At the end of the last year and the start of the new one, I found myself reflecting on all the things I have done and haven’t done over this year. Many people take the opportunity to make New Year’s resolutions, only to find themselves breaking them before the end of January.
This year I am not going to do the resolution thing. It is meaningless unless you intend to actually keep them. And we all know that when you make a New Year’s resolution, that you are setting yourself up for disappointment.
This year I want to do things, not just resolve to do them. One of the things I have been very proud of this past year is this publication. When others said we could not possibly create and maintain a magazine for the Independent Sacramental Movement, we said we were going to try. With the help of all our guest writers and editors we have not only managed to create a magazine, but we are starting the second year of publication! To my knowledge, this is a venture that has never before succeeded in our movement.
With all that support and all the submissions we hope that this year will be an even better year for this publication.
Another exciting project of ours is mentioned in one of the articles in this edition (Here I am Lord!). That is the Independent Movement Database. The database has been in operation since 2005 and has had 1.5 million hits in that time.
Over the past year this project has seen a complete change in the way it was administered. In the beginning the database was a Wiki-style site where anyone could submit and edit their information.
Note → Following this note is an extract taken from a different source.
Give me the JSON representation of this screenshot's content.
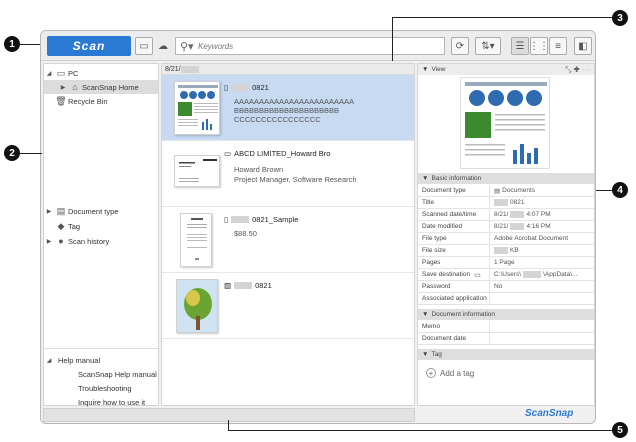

This became a huge burden on the resources of our hosting service and we had to decide to either pay hundreds of dollars a month for dedicated servers or to scale back software load on the existing servers. We chose the later. This change created more work for the human beings behind the scenes of the database, but it dropped the load on the server by three quarters.
We also added a few moderators to help with the submission and editing of the database. This means that it is not a one man show anymore, but that various members of the ISM are involved in the day-to-day operations of the site.
And let me be very clear, we are not the only ones making great strides toward giving our movement a better image. The fine people at the Universal Spirit Broadcasting Network continue to offer quality programing by members of the ISM. As I write this, Father Rick Romero is traveling down the east coast interviewing clergy in the ISM for a brand new series of programs for USBN. We are proud of their work and proud to have them as regular advertisers in Convergent Streams.
I was taken aback when I compiled the numbers for the yearly review of the Independent Movement Database. I noticed that the number of active jurisdictions had dropped. It was not a huge drop, but it was a drop. I began to dig deeper and was encouraged to see that these jurisdictions had not ceased to exist, but rather they had merged into other jurisdictions. This is encouraging because it shows that our history as a movement of splitting into increasingly smaller jurisdictions every other day may be coming to an end.
One of the things we have been working on in our church has been the process of forming working relationships. Not necessarily intercommunions, as in all reality, we should all be in communion with each other as members of the body of Christ. But rather, we are working to build relationships with jurisdictions willing to work together toward common goals regardless of our particular expression of the faith. We believe this is important as it will make us all stronger.
But in order to do so, we have to move past the ideals of the past (ie. hostile takeovers of smaller jurisdictions, demands that a jurisdiction be 100% orthodox in order to work with them) and develop new ways to work together and new ways to reach those who need our message most. It is not about how many people you have in the pews, it is about how many people you helped and how many you were Christ to today.
I want to say that I very proud to be a part of the ISM and I am humbled to be a part of many of the projects that are growing and developing in our movement. It is my prayer that 2014 will be any even greater year for our movement and will bring even more wonderful projects to our doorsteps!
The Right Rev. Gregory Godsey, OSFoc is the Managing Editor of Convergent Streams. He is the Presiding Bishop of the Old Catholic Churches International and the Bishop Ordinary of the Diocese of Saint Maximilian Kolbe (AL, FL, GA, and SC). He is also the Director of the Office of Communications and Media Relations for the OCCI. He lives in North Augusta, South Carolina with his wife and son.